[Website and app data records]

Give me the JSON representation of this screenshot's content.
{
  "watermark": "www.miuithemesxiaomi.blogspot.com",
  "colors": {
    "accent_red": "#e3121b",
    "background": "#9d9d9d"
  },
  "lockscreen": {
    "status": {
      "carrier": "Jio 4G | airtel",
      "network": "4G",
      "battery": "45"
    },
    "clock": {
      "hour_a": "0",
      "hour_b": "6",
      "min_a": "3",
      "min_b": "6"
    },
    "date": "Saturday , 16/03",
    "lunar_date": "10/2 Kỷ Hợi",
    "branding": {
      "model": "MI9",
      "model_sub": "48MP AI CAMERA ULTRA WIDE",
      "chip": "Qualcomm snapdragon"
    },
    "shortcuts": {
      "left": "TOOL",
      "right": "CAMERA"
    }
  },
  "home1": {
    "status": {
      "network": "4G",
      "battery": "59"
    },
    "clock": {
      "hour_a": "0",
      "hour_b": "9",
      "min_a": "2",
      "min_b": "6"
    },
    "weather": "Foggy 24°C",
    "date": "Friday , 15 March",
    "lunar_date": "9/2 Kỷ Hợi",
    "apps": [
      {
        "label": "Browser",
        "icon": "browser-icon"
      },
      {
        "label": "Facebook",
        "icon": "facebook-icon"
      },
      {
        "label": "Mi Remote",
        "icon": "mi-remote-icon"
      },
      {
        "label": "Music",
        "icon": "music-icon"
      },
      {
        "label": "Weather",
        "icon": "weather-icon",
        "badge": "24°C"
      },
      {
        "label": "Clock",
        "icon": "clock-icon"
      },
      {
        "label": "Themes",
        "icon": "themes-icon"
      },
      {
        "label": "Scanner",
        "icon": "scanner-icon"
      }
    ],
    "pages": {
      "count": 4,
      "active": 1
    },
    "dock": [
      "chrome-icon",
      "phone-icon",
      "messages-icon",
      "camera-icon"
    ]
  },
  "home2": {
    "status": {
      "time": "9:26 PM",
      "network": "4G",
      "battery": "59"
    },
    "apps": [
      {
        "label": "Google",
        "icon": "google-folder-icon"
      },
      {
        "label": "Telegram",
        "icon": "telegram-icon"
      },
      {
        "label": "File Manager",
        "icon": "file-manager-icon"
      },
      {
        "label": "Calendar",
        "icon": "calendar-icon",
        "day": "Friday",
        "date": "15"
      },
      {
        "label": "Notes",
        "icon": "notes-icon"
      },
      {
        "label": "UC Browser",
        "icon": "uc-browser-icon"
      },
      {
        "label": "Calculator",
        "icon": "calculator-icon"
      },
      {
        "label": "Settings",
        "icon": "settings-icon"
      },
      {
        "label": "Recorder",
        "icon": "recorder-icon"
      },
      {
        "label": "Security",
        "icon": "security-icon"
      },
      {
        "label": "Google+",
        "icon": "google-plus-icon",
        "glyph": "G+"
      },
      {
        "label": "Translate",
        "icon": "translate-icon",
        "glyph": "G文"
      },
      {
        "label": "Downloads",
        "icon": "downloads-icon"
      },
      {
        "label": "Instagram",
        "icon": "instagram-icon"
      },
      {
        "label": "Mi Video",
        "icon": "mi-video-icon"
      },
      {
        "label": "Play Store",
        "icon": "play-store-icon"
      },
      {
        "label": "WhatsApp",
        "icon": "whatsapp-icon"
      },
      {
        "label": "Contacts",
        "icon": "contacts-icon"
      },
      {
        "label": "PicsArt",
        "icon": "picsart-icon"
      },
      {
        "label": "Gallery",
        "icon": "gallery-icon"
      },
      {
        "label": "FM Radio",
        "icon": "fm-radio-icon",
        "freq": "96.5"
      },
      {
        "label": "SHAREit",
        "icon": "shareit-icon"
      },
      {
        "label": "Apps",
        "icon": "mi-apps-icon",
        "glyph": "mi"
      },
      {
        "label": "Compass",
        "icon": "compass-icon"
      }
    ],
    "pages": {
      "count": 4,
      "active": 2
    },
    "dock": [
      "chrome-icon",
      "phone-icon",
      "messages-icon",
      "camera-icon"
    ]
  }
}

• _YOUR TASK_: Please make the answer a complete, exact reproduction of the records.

• _RESULT OF THIS EXERCISE_:
Give me the JSON representation of this screenshot's content.
{
  "watermark": "www.miuithemesxiaomi.blogspot.com",
  "colors": {
    "accent_red": "#e3121b",
    "background": "#9d9d9d"
  },
  "lockscreen": {
    "status": {
      "carrier": "Jio 4G | airtel",
      "network": "4G",
      "battery": "45"
    },
    "clock": {
      "hour_a": "0",
      "hour_b": "6",
      "min_a": "3",
      "min_b": "6"
    },
    "date": "Saturday , 16/03",
    "lunar_date": "10/2 Kỷ Hợi",
    "branding": {
      "model": "MI9",
      "model_sub": "48MP AI CAMERA ULTRA WIDE",
      "chip": "Qualcomm snapdragon"
    },
    "shortcuts": {
      "left": "TOOL",
      "right": "CAMERA"
    }
  },
  "home1": {
    "status": {
      "network": "4G",
      "battery": "59"
    },
    "clock": {
      "hour_a": "0",
      "hour_b": "9",
      "min_a": "2",
      "min_b": "6"
    },
    "weather": "Foggy 24°C",
    "date": "Friday , 15 March",
    "lunar_date": "9/2 Kỷ Hợi",
    "apps": [
      {
        "label": "Browser",
        "icon": "browser-icon"
      },
      {
        "label": "Facebook",
        "icon": "facebook-icon"
      },
      {
        "label": "Mi Remote",
        "icon": "mi-remote-icon"
      },
      {
        "label": "Music",
        "icon": "music-icon"
      },
      {
        "label": "Weather",
        "icon": "weather-icon",
        "badge": "24°C"
      },
      {
        "label": "Clock",
        "icon": "clock-icon"
      },
      {
        "label": "Themes",
        "icon": "themes-icon"
      },
      {
        "label": "Scanner",
        "icon": "scanner-icon"
      }
    ],
    "pages": {
      "count": 4,
      "active": 1
    },
    "dock": [
      "chrome-icon",
      "phone-icon",
      "messages-icon",
      "camera-icon"
    ]
  },
  "home2": {
    "status": {
      "time": "9:26 PM",
      "network": "4G",
      "battery": "59"
    },
    "apps": [
      {
        "label": "Google",
        "icon": "google-folder-icon"
      },
      {
        "label": "Telegram",
        "icon": "telegram-icon"
      },
      {
        "label": "File Manager",
        "icon": "file-manager-icon"
      },
      {
        "label": "Calendar",
        "icon": "calendar-icon",
        "day": "Friday",
        "date": "15"
      },
      {
        "label": "Notes",
        "icon": "notes-icon"
      },
      {
        "label": "UC Browser",
        "icon": "uc-browser-icon"
      },
      {
        "label": "Calculator",
        "icon": "calculator-icon"
      },
      {
        "label": "Settings",
        "icon": "settings-icon"
      },
      {
        "label": "Recorder",
        "icon": "recorder-icon"
      },
      {
        "label": "Security",
        "icon": "security-icon"
      },
      {
        "label": "Google+",
        "icon": "google-plus-icon",
        "glyph": "G+"
      },
      {
        "label": "Translate",
        "icon": "translate-icon",
        "glyph": "G文"
      },
      {
        "label": "Downloads",
        "icon": "downloads-icon"
      },
      {
        "label": "Instagram",
        "icon": "instagram-icon"
      },
      {
        "label": "Mi Video",
        "icon": "mi-video-icon"
      },
      {
        "label": "Play Store",
        "icon": "play-store-icon"
      },
      {
        "label": "WhatsApp",
        "icon": "whatsapp-icon"
      },
      {
        "label": "Contacts",
        "icon": "contacts-icon"
      },
      {
        "label": "PicsArt",
        "icon": "picsart-icon"
      },
      {
        "label": "Gallery",
        "icon": "gallery-icon"
      },
      {
        "label": "FM Radio",
        "icon": "fm-radio-icon",
        "freq": "96.5"
      },
      {
        "label": "SHAREit",
        "icon": "shareit-icon"
      },
      {
        "label": "Apps",
        "icon": "mi-apps-icon",
        "glyph": "mi"
      },
      {
        "label": "Compass",
        "icon": "compass-icon"
      }
    ],
    "pages": {
      "count": 4,
      "active": 2
    },
    "dock": [
      "chrome-icon",
      "phone-icon",
      "messages-icon",
      "camera-icon"
    ]
  }
}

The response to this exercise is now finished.